Despite efforts to classify transsexualism hierarchically, neither sexual preference nor a history of feminine behavior have been shown to have any bearing on whether or not an individual will or will not profit from treatment. The work of Person and Ovesey was helpful in describing the range of behaviors and orientations to life that transsexuals may experience. From this we have learned that transsexuals can be widely different from one another, yet show a common need for their condition to be understood and helped. There are no primary transsexuals or secondary transsexuals. There are no true transsexuals or “wannabe” transsexuals. Being gender dysphoric in a society that barely acknowledges the existence of such a condition requires the development of coping mechanisms. Some coping mechanisms are more overt and obvious than others. But no matter what the individual does to survive, one thing is certain, everyone who suffers from gender dysphoria must eventually come to terms with his or her situation.

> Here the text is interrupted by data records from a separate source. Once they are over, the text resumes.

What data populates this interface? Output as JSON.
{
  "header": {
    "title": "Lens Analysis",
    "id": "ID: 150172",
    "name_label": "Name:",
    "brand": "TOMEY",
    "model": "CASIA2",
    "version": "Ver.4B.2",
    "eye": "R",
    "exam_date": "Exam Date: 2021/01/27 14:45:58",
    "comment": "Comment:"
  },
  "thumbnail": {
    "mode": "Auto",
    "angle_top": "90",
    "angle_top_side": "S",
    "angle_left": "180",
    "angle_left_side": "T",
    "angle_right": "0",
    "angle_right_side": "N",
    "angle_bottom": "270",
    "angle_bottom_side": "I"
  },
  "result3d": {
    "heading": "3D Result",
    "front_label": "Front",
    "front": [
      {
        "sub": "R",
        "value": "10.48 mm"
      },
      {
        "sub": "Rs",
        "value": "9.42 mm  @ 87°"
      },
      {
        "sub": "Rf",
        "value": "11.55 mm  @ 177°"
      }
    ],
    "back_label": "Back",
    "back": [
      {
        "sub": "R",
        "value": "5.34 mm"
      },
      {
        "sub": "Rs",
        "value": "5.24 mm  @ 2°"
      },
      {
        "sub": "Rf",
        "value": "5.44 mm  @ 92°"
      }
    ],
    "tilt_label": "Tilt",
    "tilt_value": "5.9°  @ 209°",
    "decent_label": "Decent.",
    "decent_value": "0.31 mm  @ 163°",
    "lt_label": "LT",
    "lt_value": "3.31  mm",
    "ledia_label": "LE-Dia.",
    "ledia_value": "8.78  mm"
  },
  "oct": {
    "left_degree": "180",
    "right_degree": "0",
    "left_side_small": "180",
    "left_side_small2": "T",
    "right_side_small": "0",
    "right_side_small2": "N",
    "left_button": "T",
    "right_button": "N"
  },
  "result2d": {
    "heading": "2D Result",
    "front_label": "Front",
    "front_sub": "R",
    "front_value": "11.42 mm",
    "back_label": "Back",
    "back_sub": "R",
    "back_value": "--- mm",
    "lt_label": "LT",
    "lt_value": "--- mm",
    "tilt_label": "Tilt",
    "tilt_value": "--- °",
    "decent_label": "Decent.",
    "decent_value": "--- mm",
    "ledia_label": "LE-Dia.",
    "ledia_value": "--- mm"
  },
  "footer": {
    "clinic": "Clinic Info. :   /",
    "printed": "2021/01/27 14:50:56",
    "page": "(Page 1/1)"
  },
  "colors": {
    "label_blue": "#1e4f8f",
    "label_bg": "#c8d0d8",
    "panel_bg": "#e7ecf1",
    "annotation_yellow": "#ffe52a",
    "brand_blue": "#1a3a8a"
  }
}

Blanchard, R. (1989a). The classification and labeling of nonhomosexual gender dysphorias. Arch. Sex. Behav. 18: 315-334.
Levine. S. B., and Lothstein, L. (1981). Transsexualism or the gender dysphoria syndromes. J. Sex Marital Ther. 7: 85-113.
Money, J., and Gaskin, R. J.(1970-1971) Sex Reassignment. Int. J Psychiat. 9: 249-269.
Person, E., and Ovesey, L. (1974a). The transsexual syndrome in males. I. Primary transsexualism. Am. J. Psychotherapy 28; 174-193.
Person, E., and Ovesey, L. (1974b). The transsexual syndrome in males. II. Secondary transsexualism. Am. J. Psychotherpy 28; 4-20
Stoller, R. J. (1968), Sex and Gender, London, Hogarth.
Stoller, R. J. (1980), Gender identity disorders. In Kaplan, H. I., Freedman, A. M. and Sadock, B. J. (eds.), Comprehensive Textbook of Psychiatry, 3rd ed., Vol. 2, Baltimore, Williams & Wilkins.
Rohleder, H. (1901) Vorlesungen uber Geschlechtstrieb und Geschlechtsleben des Menschen [ Lectures on the Sexual Drive and Sexual Life of Man], Fischers medizinische Buchhandlung, Berlin.
Copyright, 2000 by Anne Vitale, PhD
Dr. Vitale is a Licensed Psychologist specializing in gender related issues. Dr. Vitale’s office is located at 610 D Street, San Rafael CA 94901, (415) 456-4452, Email: Contact Dr. Vitale. This note may be reprinted in any non-profit organization’s newsletter if Dr. Vitale’s name and address appear with it. Other publications must obtain written permission from Dr. Vitale. A copy of any reprints must be sent to Dr. Vitale.